Wednesday, January 9, 2013

Smokies Sees Highest Number of Visitors in 12 Years

The Great Smoky Mountains National Park saw its highest number of visitors since 2000. This past year the park recorded 9,685,828 visitors, which represents a 7.5% increase over 2011. Visitation for the 2012 year was also the seventh highest in park history. 1999 still ranks as the busiest season in Smokies history, when 10,283,598 visited the park.

The number of tent campers increased by 4.8% versus 2011, however, the number of backpackers dropped 13.6%. I wonder if this was a result of the contentious debate with regards to backcountry camping fees, which were approved back in March. Is there an informal boycott going on within the backpacking community? 

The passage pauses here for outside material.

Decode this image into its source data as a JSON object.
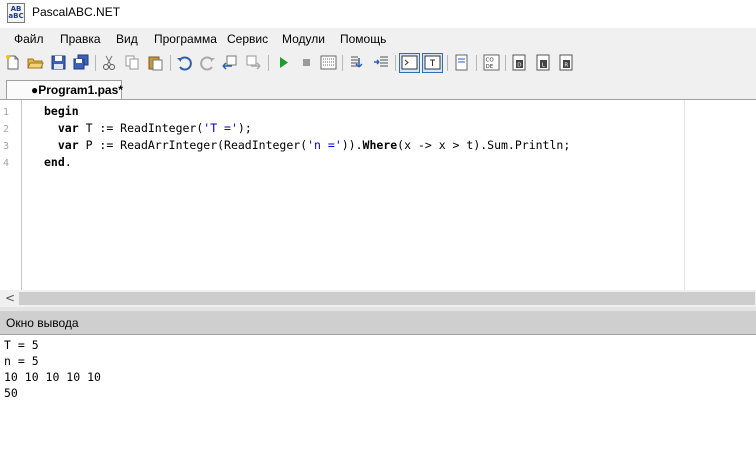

Here's a look at annual visitation trends since the Great Smoky Mountains became a national park in 1931:




Jeff
HikingintheSmokys.com

5 comments:

Anonymous said...

Jeff,
I'd say you were on to something. Backpackers tell me daily they are going to the national forests to avoid the Smokies police state. It makes sense but I refuse on principle. They want meddling backpackers out of there, it is evident by their fee that targets our population. I refuse to give in that easily. The backcountry has many, many places to be explored and utilized. This will be the unfortunate result of Ditmanson's illegal fee.

Anonymous said...

Well, that is their purpose. To control the park and keep us creastures out.

Anonymous said...

I must say, these fee opponents do make for good laughs.

As a frequent visitor to the park and a backcountry camper, I would rather not pay a fee but this is not the armageddon that some would portray.

Tom said...

No it's not an Armageddon. It's just the lies that have been told as backup for their fee plan that have many upset. And why target the smallest group who puts far fewer strains on park resources than any other users?

Implement a $25 fee to reserve a slot to drive the Cade's cove loop and then you'll have Armageddon.

Anonymous said...

That's a valid argument. If they can't charge a fee to get into the park, then maybe they could charge a fee to use the Cades Cove Loop. It would cut down on the ridiculous congestion there, but would raise plenty of money. I'm sure many I know would be happy to pay $20 to get in there.